When it left the factory, Smith’s T coupe came equipped with a 2.4-liter flat six rated at 130 horsepower. Smith, being Smith, wanted more. The T’s tired running gear was removed and a fresh 2.7-liter engine and RS-spec 915 gearbox were installed. The powertrain was built by Gordon Ledbetter, who started with a solid 7R engine case and a goal of building an RS engine accurate in every way other than its serial numbers. Smith sees the setup as nothing fancy — just a solid, proven engine-and-transmission combination.
The suspension and braking systems were completely refreshed, but remain stock with the exception of S brakes. A set of 15×7 911R Fuchs with sticky, low-profile tires would have been the obvious choice for improved performance, but Smith chose a set of 15×5.5 Mahle “gas-burners.” The Mahles bring a dash of style that fits with this 911’s understated theme. Often called bland, these magnesium ten-spokers — the lightest wheels offered on a production Porsche road car — appeal to hard-core enthusiasts who appreciate Teutonic efficiency and exotic materials as an alternative to the usual Fuchs.

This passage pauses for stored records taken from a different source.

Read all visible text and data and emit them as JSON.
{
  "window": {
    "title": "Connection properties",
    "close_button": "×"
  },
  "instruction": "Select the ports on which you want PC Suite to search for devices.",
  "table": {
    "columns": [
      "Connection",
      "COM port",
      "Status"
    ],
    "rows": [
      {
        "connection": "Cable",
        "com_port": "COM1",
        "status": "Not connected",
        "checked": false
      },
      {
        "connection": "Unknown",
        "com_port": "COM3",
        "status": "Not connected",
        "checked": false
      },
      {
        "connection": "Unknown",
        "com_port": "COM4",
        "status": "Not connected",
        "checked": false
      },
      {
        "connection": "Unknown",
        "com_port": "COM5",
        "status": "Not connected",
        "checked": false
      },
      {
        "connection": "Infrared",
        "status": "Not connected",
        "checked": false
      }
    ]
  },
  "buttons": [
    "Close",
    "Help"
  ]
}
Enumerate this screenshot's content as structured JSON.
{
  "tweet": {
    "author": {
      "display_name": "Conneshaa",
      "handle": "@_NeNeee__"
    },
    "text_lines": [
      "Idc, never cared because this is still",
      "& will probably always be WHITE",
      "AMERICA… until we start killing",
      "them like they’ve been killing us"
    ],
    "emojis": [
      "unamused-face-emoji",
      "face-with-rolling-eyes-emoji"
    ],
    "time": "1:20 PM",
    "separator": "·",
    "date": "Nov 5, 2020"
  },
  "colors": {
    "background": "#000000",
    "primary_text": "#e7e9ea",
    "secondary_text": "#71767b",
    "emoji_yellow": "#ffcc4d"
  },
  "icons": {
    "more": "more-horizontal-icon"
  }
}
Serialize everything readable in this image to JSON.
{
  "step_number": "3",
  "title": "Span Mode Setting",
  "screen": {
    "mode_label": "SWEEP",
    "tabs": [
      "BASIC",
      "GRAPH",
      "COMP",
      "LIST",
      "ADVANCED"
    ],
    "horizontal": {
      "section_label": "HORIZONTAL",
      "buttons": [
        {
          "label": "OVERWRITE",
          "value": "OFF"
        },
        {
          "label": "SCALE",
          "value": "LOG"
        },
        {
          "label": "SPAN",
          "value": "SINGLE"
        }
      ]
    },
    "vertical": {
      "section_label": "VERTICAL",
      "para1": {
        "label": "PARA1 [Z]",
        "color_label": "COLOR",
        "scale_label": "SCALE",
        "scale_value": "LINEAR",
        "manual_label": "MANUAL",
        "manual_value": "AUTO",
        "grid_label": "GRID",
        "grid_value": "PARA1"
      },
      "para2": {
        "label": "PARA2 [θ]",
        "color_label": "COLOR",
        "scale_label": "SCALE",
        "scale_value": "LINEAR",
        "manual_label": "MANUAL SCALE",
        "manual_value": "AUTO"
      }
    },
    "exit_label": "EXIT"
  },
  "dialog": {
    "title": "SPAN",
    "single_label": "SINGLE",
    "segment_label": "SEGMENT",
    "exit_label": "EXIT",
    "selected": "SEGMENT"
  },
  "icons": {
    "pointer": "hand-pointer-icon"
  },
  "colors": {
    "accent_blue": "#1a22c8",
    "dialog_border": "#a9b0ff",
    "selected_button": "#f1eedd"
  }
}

Back behind the wheel, with a better understanding of this 911’s dynamics, I’m able to loosen up and drive the car like it was meant to be driven: like a 1972 911T, but one with a lot more power. With the last flicker of sunlight fading behind us, we’re headed back to Portland. The smooth torque of the 2.7 belies the fact that this is a 35-year-old car. It feels like a far more modern incarnation of the 911, requiring few downshifts to negotiate your typical back roads at respectable pace. Listen-ing to the low growl of the 2.7 exhaling through the factory muffler, I’m reminded that you don’t need big tires, flashy paint, and a noisy sport muffler to create a noteworthy early 911 all your own.